“What could possibly be wrong with empathy?!” you ask. Yes, it’s hard to find fault with empathy. How would you even begin? You’d start by making the case that the very impossibility of finding fault with empathy is the whole problem. A concept that registers as indisputably good and true is ideological in the Althusserian sense of ideology. This suggests that our political order is not so much constituted by political “ideologies” (in the common sense meaning of a set of explicit political beliefs), but rather by beliefs that register to our ears, regardless of voting tendencies, as mere statements about reality. It’s a counter-intuitive notion.

Some writers think that empathy can be mobilized in support of traditionally left wing goals. Ideals like equality and shared prosperity are practically dead, but who can dispute the reality of suffering? We can all agree that suffering is bad, that we ought to alleviate suffering wherever possible, and from that we can create a political coalition to address social problems! This is roughly the thesis of Jeremy Rifkin’s book The Empathic Civilization.

Although it’s a compelling idea, I think there are serious flaws. Empathy is often claimed to be non-ideological, transcending left nor right, and yet Republicans are considered to be definitely not empathetic. This isn’t exactly an inconsistency. It is possible to believe that Republican policies and beliefs lack empathy, while also believing that (almost) everyone is able to empathize with suffering, and the discrepancy is often explained by framing it as a difference between ideology and reality.

In a recent Daily Show appearance after the 2012 Democratic National Convention, Bill Clinton explained his critique of ideology in similar terms:

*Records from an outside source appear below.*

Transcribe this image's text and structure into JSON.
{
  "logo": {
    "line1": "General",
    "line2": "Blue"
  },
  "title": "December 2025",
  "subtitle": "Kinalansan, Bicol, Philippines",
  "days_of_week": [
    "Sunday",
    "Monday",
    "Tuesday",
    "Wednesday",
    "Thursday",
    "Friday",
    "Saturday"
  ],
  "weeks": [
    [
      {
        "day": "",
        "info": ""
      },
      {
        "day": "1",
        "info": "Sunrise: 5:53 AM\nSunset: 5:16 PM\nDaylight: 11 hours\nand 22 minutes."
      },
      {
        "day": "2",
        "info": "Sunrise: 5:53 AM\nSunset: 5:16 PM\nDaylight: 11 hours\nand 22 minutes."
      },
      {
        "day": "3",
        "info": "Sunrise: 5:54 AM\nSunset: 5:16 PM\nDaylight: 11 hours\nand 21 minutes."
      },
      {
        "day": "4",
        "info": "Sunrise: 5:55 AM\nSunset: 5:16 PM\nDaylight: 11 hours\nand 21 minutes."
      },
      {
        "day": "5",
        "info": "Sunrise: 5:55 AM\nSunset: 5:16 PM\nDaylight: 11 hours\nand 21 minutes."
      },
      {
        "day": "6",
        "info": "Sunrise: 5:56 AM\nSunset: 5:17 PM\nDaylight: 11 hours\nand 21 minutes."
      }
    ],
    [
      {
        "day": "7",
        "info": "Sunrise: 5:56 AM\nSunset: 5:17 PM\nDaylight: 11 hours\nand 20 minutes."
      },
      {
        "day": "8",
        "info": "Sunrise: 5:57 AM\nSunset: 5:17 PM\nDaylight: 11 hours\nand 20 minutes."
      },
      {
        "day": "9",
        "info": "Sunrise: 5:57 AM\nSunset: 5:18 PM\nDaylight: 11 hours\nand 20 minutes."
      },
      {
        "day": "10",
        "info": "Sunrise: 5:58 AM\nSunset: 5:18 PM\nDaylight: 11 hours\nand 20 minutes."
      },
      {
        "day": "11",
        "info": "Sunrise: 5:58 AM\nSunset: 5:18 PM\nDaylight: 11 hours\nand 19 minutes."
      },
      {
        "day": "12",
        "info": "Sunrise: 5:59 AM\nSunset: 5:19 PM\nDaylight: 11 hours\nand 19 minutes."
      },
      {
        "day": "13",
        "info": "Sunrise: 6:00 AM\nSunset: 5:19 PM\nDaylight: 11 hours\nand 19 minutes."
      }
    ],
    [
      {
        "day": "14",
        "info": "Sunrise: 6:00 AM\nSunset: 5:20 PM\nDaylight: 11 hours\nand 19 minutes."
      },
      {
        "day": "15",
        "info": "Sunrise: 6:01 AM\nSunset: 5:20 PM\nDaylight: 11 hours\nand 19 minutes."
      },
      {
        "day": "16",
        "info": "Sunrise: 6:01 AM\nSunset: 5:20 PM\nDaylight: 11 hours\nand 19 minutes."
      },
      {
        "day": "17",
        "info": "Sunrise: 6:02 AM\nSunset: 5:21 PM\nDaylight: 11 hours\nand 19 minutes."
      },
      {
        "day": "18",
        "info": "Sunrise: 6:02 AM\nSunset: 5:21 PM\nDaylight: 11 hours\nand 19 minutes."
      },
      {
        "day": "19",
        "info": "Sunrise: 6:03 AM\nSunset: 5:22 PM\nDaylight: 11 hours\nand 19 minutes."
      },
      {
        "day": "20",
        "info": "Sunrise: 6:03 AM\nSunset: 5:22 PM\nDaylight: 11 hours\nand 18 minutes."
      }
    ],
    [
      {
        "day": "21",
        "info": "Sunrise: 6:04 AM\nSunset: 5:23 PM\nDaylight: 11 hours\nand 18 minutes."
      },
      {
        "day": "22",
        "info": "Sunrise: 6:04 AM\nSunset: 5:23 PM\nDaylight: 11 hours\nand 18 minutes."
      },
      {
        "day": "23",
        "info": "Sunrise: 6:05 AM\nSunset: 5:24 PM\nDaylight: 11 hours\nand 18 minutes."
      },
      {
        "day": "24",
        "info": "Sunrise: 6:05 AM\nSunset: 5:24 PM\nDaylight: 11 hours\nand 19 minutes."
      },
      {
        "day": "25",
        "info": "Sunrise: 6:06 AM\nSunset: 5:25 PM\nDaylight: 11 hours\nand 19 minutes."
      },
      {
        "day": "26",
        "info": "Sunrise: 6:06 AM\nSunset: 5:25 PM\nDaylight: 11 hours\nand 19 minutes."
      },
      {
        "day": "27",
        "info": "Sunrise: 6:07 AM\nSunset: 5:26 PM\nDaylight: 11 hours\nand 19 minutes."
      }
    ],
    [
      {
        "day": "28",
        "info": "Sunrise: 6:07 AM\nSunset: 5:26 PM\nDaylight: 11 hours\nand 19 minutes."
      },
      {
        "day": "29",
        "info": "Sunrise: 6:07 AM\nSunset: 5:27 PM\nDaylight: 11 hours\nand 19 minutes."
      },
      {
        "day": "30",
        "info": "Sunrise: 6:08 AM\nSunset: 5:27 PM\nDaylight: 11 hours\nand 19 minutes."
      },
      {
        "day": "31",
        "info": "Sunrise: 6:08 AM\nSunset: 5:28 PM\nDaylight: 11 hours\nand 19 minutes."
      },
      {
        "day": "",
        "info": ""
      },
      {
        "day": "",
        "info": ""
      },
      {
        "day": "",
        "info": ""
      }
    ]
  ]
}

[T]he problem with any ideology is that it gives the answer before you look at the evidence. So you have to mold the evidence to get the answer that you’ve already decided you’ve got to have. It doesn’t work that way. Building an economy; rebuilding an economy is hard, practical nuts and bolts work.

The contrast between ideology and reality is an important part of Rifkin’s thesis. A large part of the book is devoted to the neuroscience and psychology of empathy, and this provides a way for Rifkin to justify liberal-progressive political goals seemingly without making normative arguments. Empathy is wired into your brain and your nervous system, so a society organized according to empathy is grounded in objective, scientific truths, not unproven and unprovable political claims about how society ought to be.

Rifkin relies on science to try to prove that empathy is pre-theoretical, pre-ideological and pre-political. He tells us that babies cry when they hear other babies, but lack the broader awareness to understand why. But this claim falls apart if you try to apply the concept of empathy to resolve recent political debates. Out of empathy for the Iraqi people, we might refrain from invading their country; or empathetically liberate them from an oppressive dictator. We might empathetically give gays the right to marry, or empathetically ban homosexuality to protect the children from sexual deviancy. Abortion is either legal or criminal depending on whether you think we should empathize with the mother or the unborn child, and social spending can be cut for the sincerely compassionate reason of rescuing the poor from a culture of dependency.

Just like the word “freedom”, practically any political position could be condensed in the word “empathy” – politics is partly a debate about what those words really mean and whose definition is the true definition. So political divisions are not resolved by putting aside our ideologies and agreeing that empathy is really what matters in the end. Far from being pre-theoretical or pre-political, in practice, every affective experience of empathy depends on an invisible theoretical background that tells us who is and isn’t entitled to empathy and whose suffering really matters and should be paid attention to.

Social change doesn’t come about by listening to all sides and coming to a consensus about we can all agree on. It happens by taking a side.